During yesterday’s trip to the Ktima Gerovassiliou winery – my first ever vineyard visit – I tasted a delicious red wine called Avaton. In Greek, Avaton refers to an inaccessible and sacred place, and has mainly been used in the context of Greek religious sites. The rule of Avaton is still enforced for women at the spiritual site of Mount Athos, where more than 1,000 monks live in monasteries on the Greek peninsula.
In the case of Greek wine, Avaton describes the blend of three different varieties of grapes: Limnio, Mavroudi and Mavrotagano. The idea to combine the three grape varieties came from winemaker Vangelis Gerovassiliou, a former student at Aristotle University of Thessaloniki’s School of Agriculture who in 1981 began reviving his family vineyard in Epanomi, which became the Ktima Gerovassiliou winery. “It was Avaton to produce red wine with a blend of three different red grapes,” our tour guide told us.
The taste of Avaton is dry, complex, and uniquely Greek, and I wanted to savor it so much that I took a bottle home. Not only is the wine pleasant on the palate, the name is also a good summation of the memories I’ve made during my first week in Greece – from the sunset boat cruise to reporting at the book fair to the chocolate cereal my roommate, Hsiang-Yu Wu, and I bought on our first day. All of these experiences seemed unapproachable – or Avaton – before our arrival in Thessaloniki, but are now a part of my everyday life.
While Avaton literally refers to a place where “entry is prohibited,” for me it has come to represent something closer to Gerovassiliou’s definition: an endeavor that originally felt impossible, but became achievable. Sometimes that endeavor is combining multiple grape flavors to create a delicious red wine, and sometimes it’s turning in a first draft of an internationally reported story. Sometimes it’s even simpler than that – like the experience of trying a new restaurant or learning to traverse the streets of Thessaloniki without getting lost.

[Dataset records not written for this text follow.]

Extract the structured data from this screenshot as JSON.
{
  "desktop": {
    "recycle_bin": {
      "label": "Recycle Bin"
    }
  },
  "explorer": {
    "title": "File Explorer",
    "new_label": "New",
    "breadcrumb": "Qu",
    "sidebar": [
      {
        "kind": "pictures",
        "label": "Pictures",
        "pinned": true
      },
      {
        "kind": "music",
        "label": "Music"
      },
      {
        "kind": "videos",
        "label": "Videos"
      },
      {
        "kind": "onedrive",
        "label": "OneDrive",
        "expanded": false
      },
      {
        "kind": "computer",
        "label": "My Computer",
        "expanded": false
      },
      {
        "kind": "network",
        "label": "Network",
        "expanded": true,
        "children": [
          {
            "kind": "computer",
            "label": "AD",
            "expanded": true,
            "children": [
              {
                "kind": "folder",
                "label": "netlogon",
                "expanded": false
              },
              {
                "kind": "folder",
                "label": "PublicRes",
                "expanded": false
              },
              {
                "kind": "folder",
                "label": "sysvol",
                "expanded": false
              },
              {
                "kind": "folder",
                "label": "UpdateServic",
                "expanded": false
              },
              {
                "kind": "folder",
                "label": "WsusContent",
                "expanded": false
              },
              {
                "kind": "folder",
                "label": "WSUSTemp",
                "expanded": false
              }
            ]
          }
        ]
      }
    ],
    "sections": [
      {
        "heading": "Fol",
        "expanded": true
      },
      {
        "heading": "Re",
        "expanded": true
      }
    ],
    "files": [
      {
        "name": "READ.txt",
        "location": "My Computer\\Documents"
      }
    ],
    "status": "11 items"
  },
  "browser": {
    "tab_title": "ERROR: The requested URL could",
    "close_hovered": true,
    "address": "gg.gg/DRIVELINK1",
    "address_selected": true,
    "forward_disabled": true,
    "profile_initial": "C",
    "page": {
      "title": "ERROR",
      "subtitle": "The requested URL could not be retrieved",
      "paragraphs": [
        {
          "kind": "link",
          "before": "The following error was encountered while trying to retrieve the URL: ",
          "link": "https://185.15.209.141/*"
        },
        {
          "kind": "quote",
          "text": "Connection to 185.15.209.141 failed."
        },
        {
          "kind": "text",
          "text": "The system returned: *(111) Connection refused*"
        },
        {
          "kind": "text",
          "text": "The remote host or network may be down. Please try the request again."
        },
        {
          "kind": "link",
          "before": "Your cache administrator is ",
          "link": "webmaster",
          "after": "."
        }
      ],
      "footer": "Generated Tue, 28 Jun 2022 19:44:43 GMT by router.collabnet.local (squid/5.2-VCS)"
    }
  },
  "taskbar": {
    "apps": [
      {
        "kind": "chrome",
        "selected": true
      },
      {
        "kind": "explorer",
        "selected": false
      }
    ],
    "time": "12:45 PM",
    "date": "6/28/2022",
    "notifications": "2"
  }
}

Whatever definition you like best, my experience in Greece – past, present, and future – embodies Avaton. Cheers!